But Leonardo Arriola and Martha Johnson find that the “growth of women in African governance has not necessarily translated into real influence”:
Previous scholarship has shown that women around the world typically receive appointments to less prestigious, more “feminine,” ministerial portfolios like women’s affairs, which are rarely launching pads for greater authority. This remains true in much of Africa. Based on data from 43 African countries between 1980 and 2005, we find that women are significantly less likely than men to receive high prestige appointments in areas such as finance or defense. Women are more likely to be found in medium prestige portfolios like education, which may have sizable personnel and resources but little influence, or low prestige portfolios like culture with small budgets and narrow constituencies.
Update from a reader:
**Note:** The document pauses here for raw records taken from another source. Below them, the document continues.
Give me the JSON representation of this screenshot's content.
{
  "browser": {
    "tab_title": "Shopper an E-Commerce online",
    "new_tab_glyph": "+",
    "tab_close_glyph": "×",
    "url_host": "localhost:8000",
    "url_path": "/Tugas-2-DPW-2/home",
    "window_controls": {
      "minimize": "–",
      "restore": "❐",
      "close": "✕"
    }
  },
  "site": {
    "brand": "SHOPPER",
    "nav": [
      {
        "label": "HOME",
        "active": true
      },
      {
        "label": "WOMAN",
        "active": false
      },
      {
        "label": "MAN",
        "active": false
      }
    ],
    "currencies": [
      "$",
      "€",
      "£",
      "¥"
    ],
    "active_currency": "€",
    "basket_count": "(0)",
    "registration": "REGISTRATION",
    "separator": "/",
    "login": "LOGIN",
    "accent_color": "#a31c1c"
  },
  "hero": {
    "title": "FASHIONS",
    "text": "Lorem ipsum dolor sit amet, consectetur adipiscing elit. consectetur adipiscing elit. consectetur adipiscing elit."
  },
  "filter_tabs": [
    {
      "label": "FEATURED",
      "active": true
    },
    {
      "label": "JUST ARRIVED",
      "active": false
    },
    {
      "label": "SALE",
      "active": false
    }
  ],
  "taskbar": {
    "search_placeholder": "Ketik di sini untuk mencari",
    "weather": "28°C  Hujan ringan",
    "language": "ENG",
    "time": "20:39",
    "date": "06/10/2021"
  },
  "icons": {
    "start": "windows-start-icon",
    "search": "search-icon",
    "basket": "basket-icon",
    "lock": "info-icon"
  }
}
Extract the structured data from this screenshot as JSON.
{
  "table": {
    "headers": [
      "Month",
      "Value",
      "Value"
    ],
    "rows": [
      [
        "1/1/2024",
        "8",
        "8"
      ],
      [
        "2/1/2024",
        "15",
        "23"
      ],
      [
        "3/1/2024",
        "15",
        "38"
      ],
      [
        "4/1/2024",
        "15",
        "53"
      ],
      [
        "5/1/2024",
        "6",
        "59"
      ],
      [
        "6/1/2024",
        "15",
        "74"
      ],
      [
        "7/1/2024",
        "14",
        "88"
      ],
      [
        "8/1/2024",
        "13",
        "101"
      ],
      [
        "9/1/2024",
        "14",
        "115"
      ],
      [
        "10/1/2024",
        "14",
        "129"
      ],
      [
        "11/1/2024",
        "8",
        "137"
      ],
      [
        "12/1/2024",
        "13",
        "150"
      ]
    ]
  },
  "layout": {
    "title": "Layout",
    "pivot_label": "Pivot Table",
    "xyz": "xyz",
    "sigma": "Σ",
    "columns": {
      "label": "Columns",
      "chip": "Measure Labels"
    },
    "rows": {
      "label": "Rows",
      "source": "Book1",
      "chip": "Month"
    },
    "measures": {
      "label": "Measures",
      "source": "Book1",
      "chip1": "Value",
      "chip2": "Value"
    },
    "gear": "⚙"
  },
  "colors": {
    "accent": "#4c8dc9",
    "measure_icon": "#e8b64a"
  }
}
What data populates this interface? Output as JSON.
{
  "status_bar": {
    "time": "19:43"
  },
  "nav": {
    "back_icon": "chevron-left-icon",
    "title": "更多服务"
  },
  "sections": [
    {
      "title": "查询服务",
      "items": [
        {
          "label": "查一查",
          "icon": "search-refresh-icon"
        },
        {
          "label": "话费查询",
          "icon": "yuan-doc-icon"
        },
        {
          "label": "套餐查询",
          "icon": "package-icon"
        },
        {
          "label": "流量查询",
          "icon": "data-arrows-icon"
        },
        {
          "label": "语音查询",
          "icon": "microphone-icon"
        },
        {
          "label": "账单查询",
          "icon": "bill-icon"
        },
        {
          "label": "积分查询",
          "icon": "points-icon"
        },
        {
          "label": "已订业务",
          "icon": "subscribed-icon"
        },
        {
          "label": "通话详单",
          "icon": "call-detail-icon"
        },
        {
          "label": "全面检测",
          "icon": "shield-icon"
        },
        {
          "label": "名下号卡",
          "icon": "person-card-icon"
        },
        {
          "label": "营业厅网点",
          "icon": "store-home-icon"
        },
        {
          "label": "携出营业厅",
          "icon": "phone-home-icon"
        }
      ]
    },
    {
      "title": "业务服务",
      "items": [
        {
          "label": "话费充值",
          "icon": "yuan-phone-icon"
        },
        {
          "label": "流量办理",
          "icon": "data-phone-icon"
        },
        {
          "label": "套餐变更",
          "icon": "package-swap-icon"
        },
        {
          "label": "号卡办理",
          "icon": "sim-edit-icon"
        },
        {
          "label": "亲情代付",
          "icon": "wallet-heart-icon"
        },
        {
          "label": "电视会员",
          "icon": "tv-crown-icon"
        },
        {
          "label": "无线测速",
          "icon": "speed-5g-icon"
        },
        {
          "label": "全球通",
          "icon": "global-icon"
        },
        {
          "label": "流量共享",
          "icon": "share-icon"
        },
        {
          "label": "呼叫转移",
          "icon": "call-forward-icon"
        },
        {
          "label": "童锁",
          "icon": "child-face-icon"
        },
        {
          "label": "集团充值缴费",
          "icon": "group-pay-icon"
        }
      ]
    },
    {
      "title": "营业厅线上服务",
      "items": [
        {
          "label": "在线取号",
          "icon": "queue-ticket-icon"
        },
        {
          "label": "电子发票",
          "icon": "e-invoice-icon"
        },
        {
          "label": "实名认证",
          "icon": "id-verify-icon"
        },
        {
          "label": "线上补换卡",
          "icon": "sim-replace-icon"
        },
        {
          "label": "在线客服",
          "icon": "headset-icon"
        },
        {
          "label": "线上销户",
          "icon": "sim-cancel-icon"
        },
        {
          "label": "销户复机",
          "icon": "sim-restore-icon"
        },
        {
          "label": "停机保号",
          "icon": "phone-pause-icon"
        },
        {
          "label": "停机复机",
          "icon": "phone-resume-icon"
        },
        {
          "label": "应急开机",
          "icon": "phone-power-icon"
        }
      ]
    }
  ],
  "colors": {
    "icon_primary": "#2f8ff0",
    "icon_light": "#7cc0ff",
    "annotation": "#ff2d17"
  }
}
Thanks to your post, I am led to the full list and find where China stands. China’s ranking (61st with 23.4% women in the “single house”), while low, masks the true disparity that is appalling. The people’s congress is known to be the rubber-stamp chamber anyway. Two other statistics could be more telling. Among the officials at or above the provincial and ministry ranks, 11% are women. There are two women in the current politburo of 25, or 8%.